» Exercise instructions: Omitting all pictures, copy word for word the lines from the line containing "Transcribe this image's" through the final line of the entries.
+--
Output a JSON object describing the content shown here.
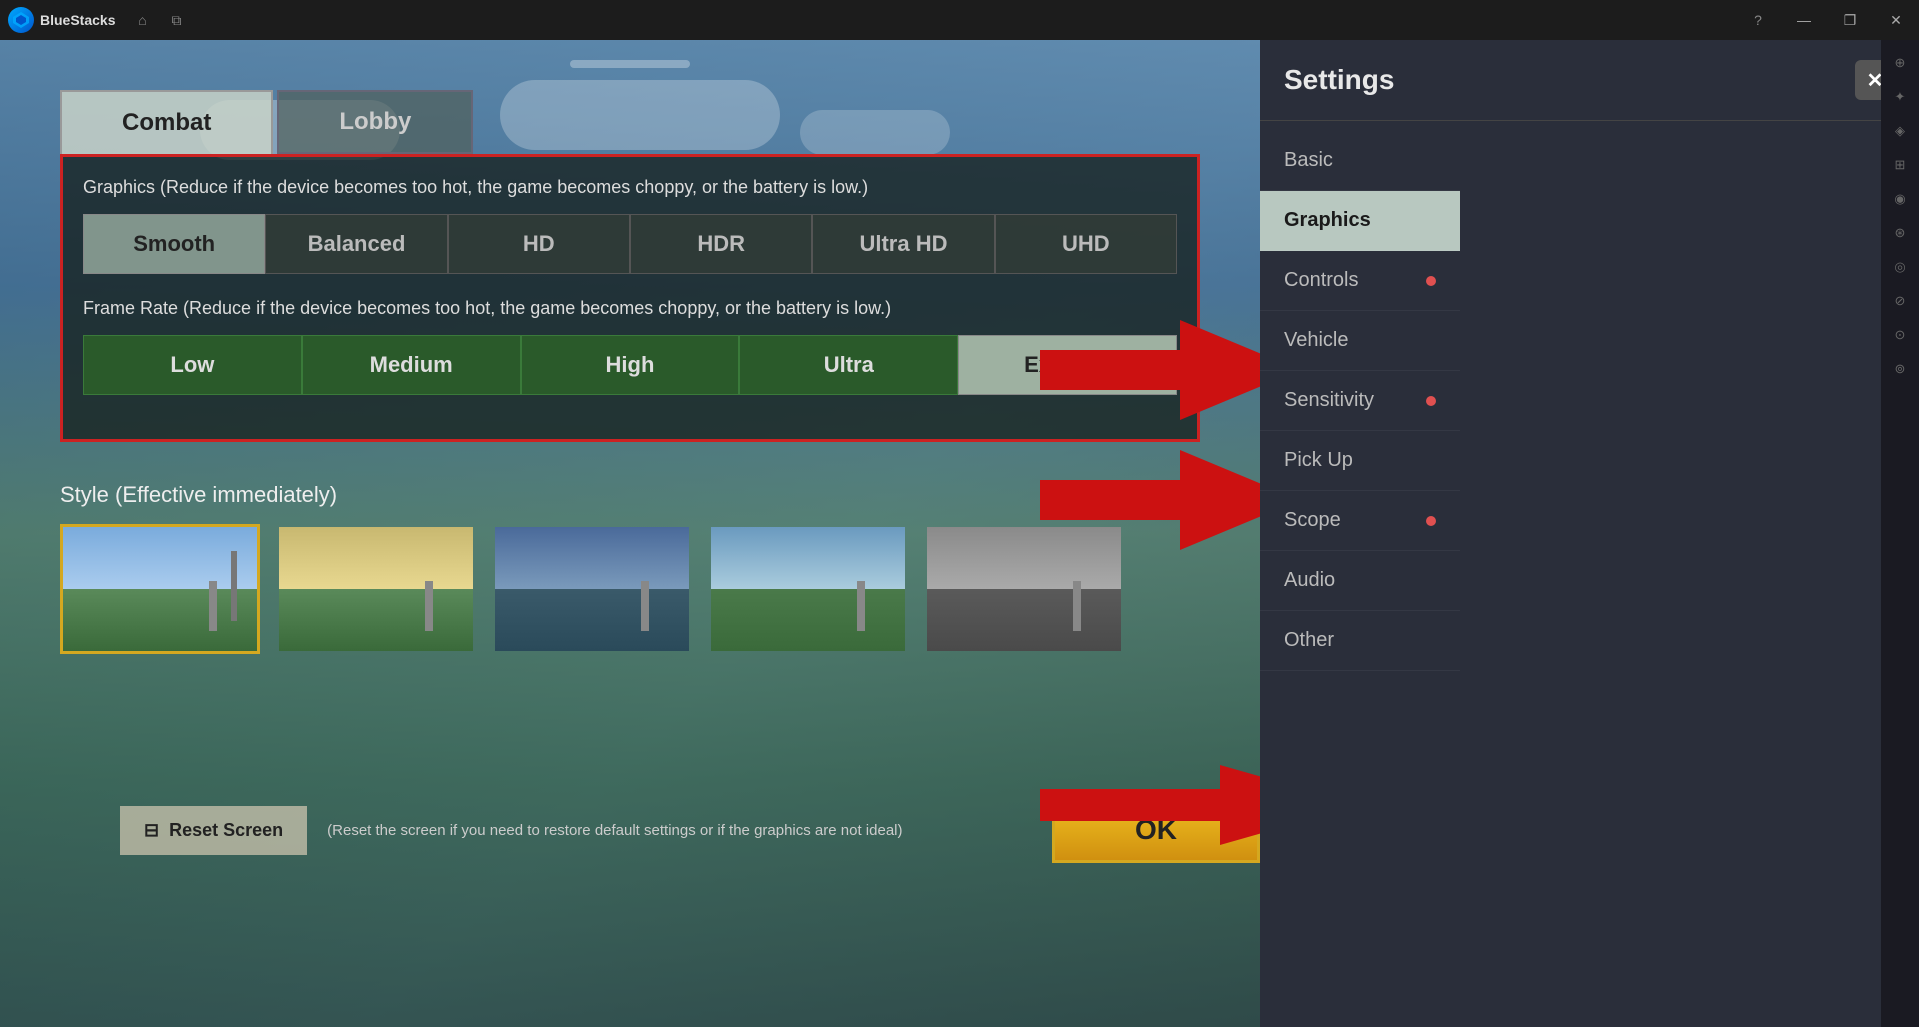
{
  "titlebar": {
    "app_name": "BlueStacks",
    "home_icon": "⌂",
    "multi_icon": "⧉",
    "help_icon": "?",
    "minimize": "—",
    "restore": "❐",
    "close": "✕"
  },
  "game": {
    "scroll_bar": true
  },
  "settings_panel": {
    "title": "Settings",
    "close_icon": "✕",
    "nav_items": [
      {
        "label": "Basic",
        "has_dot": false,
        "active": false
      },
      {
        "label": "Graphics",
        "has_dot": false,
        "active": true
      },
      {
        "label": "Controls",
        "has_dot": true,
        "active": false
      },
      {
        "label": "Vehicle",
        "has_dot": false,
        "active": false
      },
      {
        "label": "Sensitivity",
        "has_dot": true,
        "active": false
      },
      {
        "label": "Pick Up",
        "has_dot": false,
        "active": false
      },
      {
        "label": "Scope",
        "has_dot": true,
        "active": false
      },
      {
        "label": "Audio",
        "has_dot": false,
        "active": false
      },
      {
        "label": "Other",
        "has_dot": false,
        "active": false
      }
    ]
  },
  "tabs": [
    {
      "label": "Combat",
      "active": true
    },
    {
      "label": "Lobby",
      "active": false
    }
  ],
  "graphics_section": {
    "label": "Graphics (Reduce if the device becomes too hot, the game becomes choppy, or the battery is low.)",
    "options": [
      {
        "label": "Smooth",
        "selected": true
      },
      {
        "label": "Balanced",
        "selected": false
      },
      {
        "label": "HD",
        "selected": false
      },
      {
        "label": "HDR",
        "selected": false
      },
      {
        "label": "Ultra HD",
        "selected": false
      },
      {
        "label": "UHD",
        "selected": false
      }
    ]
  },
  "framerate_section": {
    "label": "Frame Rate (Reduce if the device becomes too hot, the game becomes choppy, or the battery is low.)",
    "options": [
      {
        "label": "Low",
        "selected": false
      },
      {
        "label": "Medium",
        "selected": false
      },
      {
        "label": "High",
        "selected": false
      },
      {
        "label": "Ultra",
        "selected": false
      },
      {
        "label": "Extreme",
        "selected": true
      }
    ]
  },
  "style_section": {
    "label": "Style (Effective immediately)",
    "thumbnails": [
      {
        "selected": true
      },
      {
        "selected": false
      },
      {
        "selected": false
      },
      {
        "selected": false
      },
      {
        "selected": false
      }
    ]
  },
  "bottom_bar": {
    "reset_icon": "⊟",
    "reset_label": "Reset Screen",
    "reset_note": "(Reset the screen if you need to restore default settings or if the graphics are not ideal)",
    "ok_label": "OK"
  },
  "sidebar_icons": [
    "⊕",
    "✦",
    "◈",
    "⊞",
    "◉",
    "⊛",
    "◎",
    "⊘",
    "⊙",
    "⊚"
  ]
}
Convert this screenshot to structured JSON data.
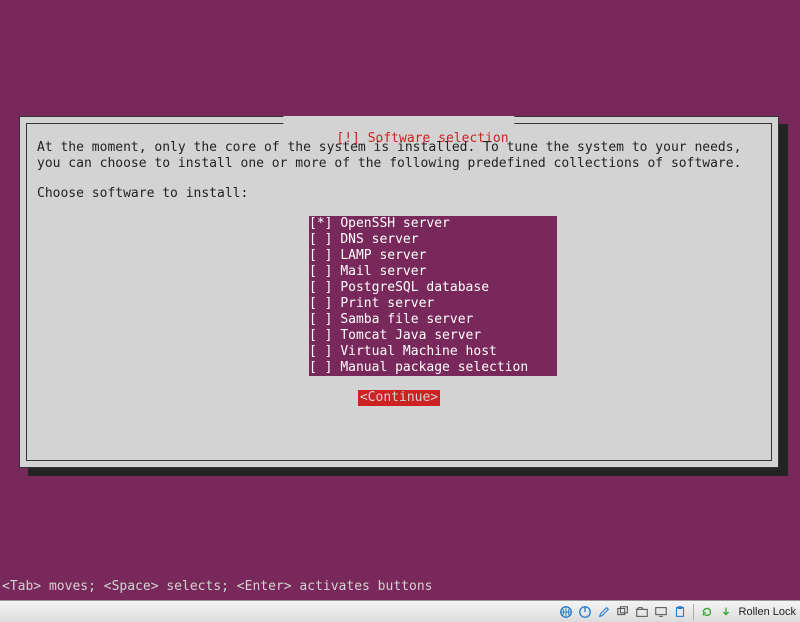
{
  "dialog": {
    "title": "[!] Software selection",
    "description": "At the moment, only the core of the system is installed. To tune the system to your needs, you can choose to install one or more of the following predefined collections of software.",
    "prompt": "Choose software to install:",
    "options": [
      {
        "label": "OpenSSH server",
        "checked": true
      },
      {
        "label": "DNS server",
        "checked": false
      },
      {
        "label": "LAMP server",
        "checked": false
      },
      {
        "label": "Mail server",
        "checked": false
      },
      {
        "label": "PostgreSQL database",
        "checked": false
      },
      {
        "label": "Print server",
        "checked": false
      },
      {
        "label": "Samba file server",
        "checked": false
      },
      {
        "label": "Tomcat Java server",
        "checked": false
      },
      {
        "label": "Virtual Machine host",
        "checked": false
      },
      {
        "label": "Manual package selection",
        "checked": false
      }
    ],
    "continue_label": "<Continue>"
  },
  "help_bar": "<Tab> moves; <Space> selects; <Enter> activates buttons",
  "taskbar": {
    "lock_text": "Rollen Lock"
  }
}
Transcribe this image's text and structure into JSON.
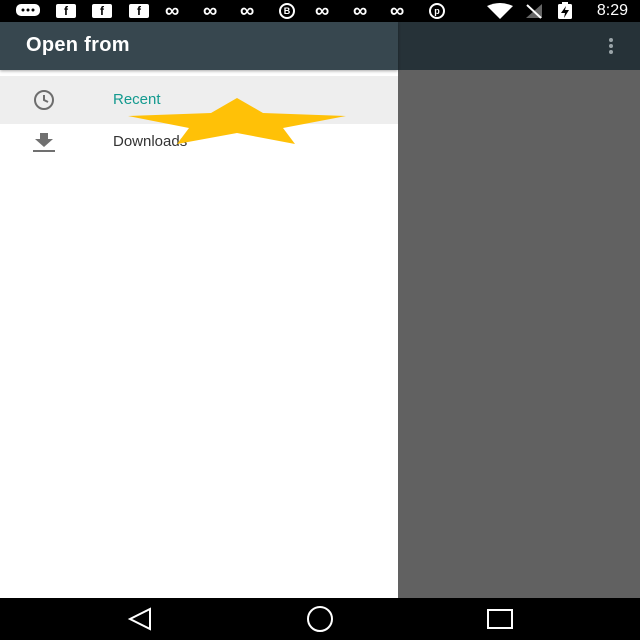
{
  "status_bar": {
    "time": "8:29",
    "left_icons": [
      "chat-bubble-icon",
      "facebook-icon",
      "facebook-icon",
      "facebook-icon",
      "infinity-icon",
      "infinity-icon",
      "infinity-icon",
      "blackberry-messenger-icon",
      "infinity-icon",
      "infinity-icon",
      "infinity-icon",
      "pinterest-icon"
    ],
    "right_icons": [
      "wifi-icon",
      "no-signal-icon",
      "battery-charging-icon"
    ],
    "facebook_glyph": "f",
    "infinity_glyph": "∞",
    "bbm_glyph": "B",
    "pinterest_glyph": "p"
  },
  "drawer": {
    "title": "Open from",
    "items": [
      {
        "label": "Recent",
        "icon": "clock-icon",
        "selected": true
      },
      {
        "label": "Downloads",
        "icon": "download-icon",
        "selected": false
      }
    ]
  },
  "nav_bar": {
    "buttons": [
      "back-button",
      "home-button",
      "recents-button"
    ]
  },
  "colors": {
    "drawer_header": "#37474f",
    "app_toolbar": "#263238",
    "selected_item_bg": "#eeeeee",
    "selected_label": "#139a8f",
    "scrim": "#616161",
    "star": "#ffc107"
  }
}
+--
» Response below:
Transcribe this image's text and structure into JSON.
{
  "status_bar": {
    "time": "8:29",
    "left_icons": [
      "chat-bubble-icon",
      "facebook-icon",
      "facebook-icon",
      "facebook-icon",
      "infinity-icon",
      "infinity-icon",
      "infinity-icon",
      "blackberry-messenger-icon",
      "infinity-icon",
      "infinity-icon",
      "infinity-icon",
      "pinterest-icon"
    ],
    "right_icons": [
      "wifi-icon",
      "no-signal-icon",
      "battery-charging-icon"
    ],
    "facebook_glyph": "f",
    "infinity_glyph": "∞",
    "bbm_glyph": "B",
    "pinterest_glyph": "p"
  },
  "drawer": {
    "title": "Open from",
    "items": [
      {
        "label": "Recent",
        "icon": "clock-icon",
        "selected": true
      },
      {
        "label": "Downloads",
        "icon": "download-icon",
        "selected": false
      }
    ]
  },
  "nav_bar": {
    "buttons": [
      "back-button",
      "home-button",
      "recents-button"
    ]
  },
  "colors": {
    "drawer_header": "#37474f",
    "app_toolbar": "#263238",
    "selected_item_bg": "#eeeeee",
    "selected_label": "#139a8f",
    "scrim": "#616161",
    "star": "#ffc107"
  }
}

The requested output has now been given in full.